One of the most iconic and disturbing images of this pandemic surely has to be the face mask, worn by frontline key workers and solitary shoppers alike. Masks to protect ourselves and others.
Long before COVID19 we were already wearing masks, professional, social, cultural. We all do it – put on a performance, be somebody else, hide our true selves… we put on a brave face to save face.
Another icon, the traditional theatrical masks, represent tragedy and comedy side by side – often two sides of the same mask – so thin is the divide.
I have often said that I want to live in Facebook Land! Because the majority of posts I see from friends and strangers all seem perfect. The sun is always shining, everyone is smiling, holidays are in paradise, celebrations are lavish, children are well behaved and Grade A students, family life looks idyllic…
Why do we portray these masks? To prevent others from seeing the real us? To fit in? To compete? To divert attention, or to attract attention? Whatever the reason, the root of wearing such masks is that we don’t feel good enough, or worthy enough, as we really are, so we project another version of ourselves which we hope is better or more acceptable.
And it almost works, we all play the game, until something comes along that strips our masks away – an illness, a death, a broken relationship, redundancy or a pandemic.
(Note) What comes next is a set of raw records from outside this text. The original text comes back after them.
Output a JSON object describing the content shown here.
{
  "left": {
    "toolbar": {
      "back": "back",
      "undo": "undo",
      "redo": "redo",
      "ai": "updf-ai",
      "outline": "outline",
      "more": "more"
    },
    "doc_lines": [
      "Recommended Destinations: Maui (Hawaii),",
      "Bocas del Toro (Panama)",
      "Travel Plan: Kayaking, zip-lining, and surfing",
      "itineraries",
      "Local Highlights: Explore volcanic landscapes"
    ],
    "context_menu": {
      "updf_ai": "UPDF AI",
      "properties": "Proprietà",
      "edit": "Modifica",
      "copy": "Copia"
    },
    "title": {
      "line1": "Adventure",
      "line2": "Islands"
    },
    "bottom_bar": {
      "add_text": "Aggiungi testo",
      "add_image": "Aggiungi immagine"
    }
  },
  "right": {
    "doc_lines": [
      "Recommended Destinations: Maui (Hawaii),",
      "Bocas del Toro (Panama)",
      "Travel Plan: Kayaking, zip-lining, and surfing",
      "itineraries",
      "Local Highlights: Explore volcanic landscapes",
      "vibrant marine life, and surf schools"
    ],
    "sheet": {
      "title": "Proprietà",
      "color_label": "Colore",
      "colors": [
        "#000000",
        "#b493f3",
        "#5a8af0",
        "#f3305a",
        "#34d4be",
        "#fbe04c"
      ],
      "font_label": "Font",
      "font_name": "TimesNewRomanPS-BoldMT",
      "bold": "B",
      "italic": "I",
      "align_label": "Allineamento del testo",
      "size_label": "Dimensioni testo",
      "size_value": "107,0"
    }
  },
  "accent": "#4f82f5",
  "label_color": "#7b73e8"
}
It has been sobering to see the masks of bluster and self confidence fall away from the faces of our world leaders in the face of Coronavirus.
Love can strip away our masks too – and so can the needs of another person…
Jesus met many people in his short ministry and in almost every encounter the masks were removed by their need and vulnerability and by his compassion and empathy.
Remember the woman from Syrophoenicia? A classic example. Jesus found himself in another country, talking to a foreigner, who spoke a different language, grew up in a different culture, held different beliefs, but worst of all (in those times) she was a woman.
In their one, short conversation we see the masks of nationalism, race, language, tradition, religion and gender removed. Jesus and this unnamed woman took off the masks that separated them. They saw their common goal – a need – the life of her child, and they saw that this was no time for pretence, for masks… Desperation can do that.
Jesus dared to remove the masks placed upon him by his own Jewish faith and tradition, saying “First let the children eat all they want, for it is not right to take the children’s bread and toss it to the dogs.” He was exposing the racism and prejudice which was a part of his own people’s culture. “Dogs” was the slur thrown at gentiles, and anyone of mixed race, by devout Jews.
In response this frantic mother removed her mask of pride, position, even self respect and exposed her humility: “even the dogs under the table eat the children’s crumbs.”
True dialogue has to be rooted in vulnerability – our willingness to show who we really are, to drop the pretence and be ourselves. When we hear politicians talking about fruitful dialogue, they usually mean business meetings where deals are struck and compromises made, where one side manages to deceive the other into agreeing something. That’s not true dialogue.
Nor is it compassion, or empathy, or love…out of true dialogue comes mutual understanding, respect and a safer, stronger way forward as companions – something we all dream of, and yearn for. And it all begins with having the courage to remove the masks, dropping the pretence and the play acting, daring to be ourselves. Or as Jesus put it – loving others as you love yourself.
In these strange and worrying days we are being confronted with challenges that cause our masks to drop away because we find ourselves unable to keep up the pretence. But admitting who we really are, how we really feel, that things are not perfect, and that we need help… these are the roots of a loving relationship. These are the roots of our faith…our faith in the God of perfect love who accepts us, calls us, embraces us… as we are.
Revd Martin Nicholls
24 Jesus left that place and went to the vicinity of Tyre. He entered a house and did not want anyone to know it; yet he could not keep his presence secret. 25 In fact, as soon as she heard about him, a woman whose little daughter was possessed by an impure spirit came and fell at his feet. 26 The woman was a Greek, born in Syrian Phoenicia. She begged Jesus to drive the demon out of her daughter.
27 “First let the children eat all they want,” he told her, “for it is not right to take the children’s bread and toss it to the dogs.”
28 “Lord,” she replied, “even the dogs under the table eat the children’s crumbs.”
29 Then he told her, “For such a reply, you may go; the demon has left your daughter.”